- Opening Delimiter -

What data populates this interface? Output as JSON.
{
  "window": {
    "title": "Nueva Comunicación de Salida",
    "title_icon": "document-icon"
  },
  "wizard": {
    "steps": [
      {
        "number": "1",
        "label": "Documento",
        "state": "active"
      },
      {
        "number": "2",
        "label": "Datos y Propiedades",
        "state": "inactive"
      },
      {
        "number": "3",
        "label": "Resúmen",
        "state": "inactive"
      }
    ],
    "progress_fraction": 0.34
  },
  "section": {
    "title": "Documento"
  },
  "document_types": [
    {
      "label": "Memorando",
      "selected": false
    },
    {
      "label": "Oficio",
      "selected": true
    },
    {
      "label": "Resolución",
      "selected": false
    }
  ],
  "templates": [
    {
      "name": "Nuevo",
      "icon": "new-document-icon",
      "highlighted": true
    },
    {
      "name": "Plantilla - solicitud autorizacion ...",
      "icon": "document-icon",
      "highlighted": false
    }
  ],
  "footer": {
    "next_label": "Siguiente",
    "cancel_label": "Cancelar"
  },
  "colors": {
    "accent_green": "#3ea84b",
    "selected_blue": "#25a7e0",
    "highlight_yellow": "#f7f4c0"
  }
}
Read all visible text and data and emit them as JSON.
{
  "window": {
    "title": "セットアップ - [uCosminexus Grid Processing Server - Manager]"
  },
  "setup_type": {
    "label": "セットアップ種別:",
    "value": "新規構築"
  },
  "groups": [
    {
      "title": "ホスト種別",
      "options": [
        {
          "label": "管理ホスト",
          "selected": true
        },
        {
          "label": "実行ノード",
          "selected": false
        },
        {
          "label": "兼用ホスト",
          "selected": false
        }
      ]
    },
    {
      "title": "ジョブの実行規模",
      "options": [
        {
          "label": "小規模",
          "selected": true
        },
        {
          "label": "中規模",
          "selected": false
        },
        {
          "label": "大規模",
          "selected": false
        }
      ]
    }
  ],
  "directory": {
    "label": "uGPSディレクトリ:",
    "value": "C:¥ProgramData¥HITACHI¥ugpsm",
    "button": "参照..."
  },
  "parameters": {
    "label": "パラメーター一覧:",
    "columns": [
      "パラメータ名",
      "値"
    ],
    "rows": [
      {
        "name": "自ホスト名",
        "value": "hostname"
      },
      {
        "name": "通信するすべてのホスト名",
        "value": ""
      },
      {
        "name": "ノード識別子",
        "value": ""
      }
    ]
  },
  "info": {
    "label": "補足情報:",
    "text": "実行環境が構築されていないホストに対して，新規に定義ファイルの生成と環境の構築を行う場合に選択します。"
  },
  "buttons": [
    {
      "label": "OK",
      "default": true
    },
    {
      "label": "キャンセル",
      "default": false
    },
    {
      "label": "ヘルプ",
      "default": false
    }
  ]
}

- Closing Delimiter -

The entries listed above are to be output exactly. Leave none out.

What data populates this interface? Output as JSON.
{
  "window": {
    "title": "Nueva Comunicación de Salida",
    "title_icon": "document-icon"
  },
  "wizard": {
    "steps": [
      {
        "number": "1",
        "label": "Documento",
        "state": "active"
      },
      {
        "number": "2",
        "label": "Datos y Propiedades",
        "state": "inactive"
      },
      {
        "number": "3",
        "label": "Resúmen",
        "state": "inactive"
      }
    ],
    "progress_fraction": 0.34
  },
  "section": {
    "title": "Documento"
  },
  "document_types": [
    {
      "label": "Memorando",
      "selected": false
    },
    {
      "label": "Oficio",
      "selected": true
    },
    {
      "label": "Resolución",
      "selected": false
    }
  ],
  "templates": [
    {
      "name": "Nuevo",
      "icon": "new-document-icon",
      "highlighted": true
    },
    {
      "name": "Plantilla - solicitud autorizacion ...",
      "icon": "document-icon",
      "highlighted": false
    }
  ],
  "footer": {
    "next_label": "Siguiente",
    "cancel_label": "Cancelar"
  },
  "colors": {
    "accent_green": "#3ea84b",
    "selected_blue": "#25a7e0",
    "highlight_yellow": "#f7f4c0"
  }
}
Read all visible text and data and emit them as JSON.
{
  "window": {
    "title": "セットアップ - [uCosminexus Grid Processing Server - Manager]"
  },
  "setup_type": {
    "label": "セットアップ種別:",
    "value": "新規構築"
  },
  "groups": [
    {
      "title": "ホスト種別",
      "options": [
        {
          "label": "管理ホスト",
          "selected": true
        },
        {
          "label": "実行ノード",
          "selected": false
        },
        {
          "label": "兼用ホスト",
          "selected": false
        }
      ]
    },
    {
      "title": "ジョブの実行規模",
      "options": [
        {
          "label": "小規模",
          "selected": true
        },
        {
          "label": "中規模",
          "selected": false
        },
        {
          "label": "大規模",
          "selected": false
        }
      ]
    }
  ],
  "directory": {
    "label": "uGPSディレクトリ:",
    "value": "C:¥ProgramData¥HITACHI¥ugpsm",
    "button": "参照..."
  },
  "parameters": {
    "label": "パラメーター一覧:",
    "columns": [
      "パラメータ名",
      "値"
    ],
    "rows": [
      {
        "name": "自ホスト名",
        "value": "hostname"
      },
      {
        "name": "通信するすべてのホスト名",
        "value": ""
      },
      {
        "name": "ノード識別子",
        "value": ""
      }
    ]
  },
  "info": {
    "label": "補足情報:",
    "text": "実行環境が構築されていないホストに対して，新規に定義ファイルの生成と環境の構築を行う場合に選択します。"
  },
  "buttons": [
    {
      "label": "OK",
      "default": true
    },
    {
      "label": "キャンセル",
      "default": false
    },
    {
      "label": "ヘルプ",
      "default": false
    }
  ]
}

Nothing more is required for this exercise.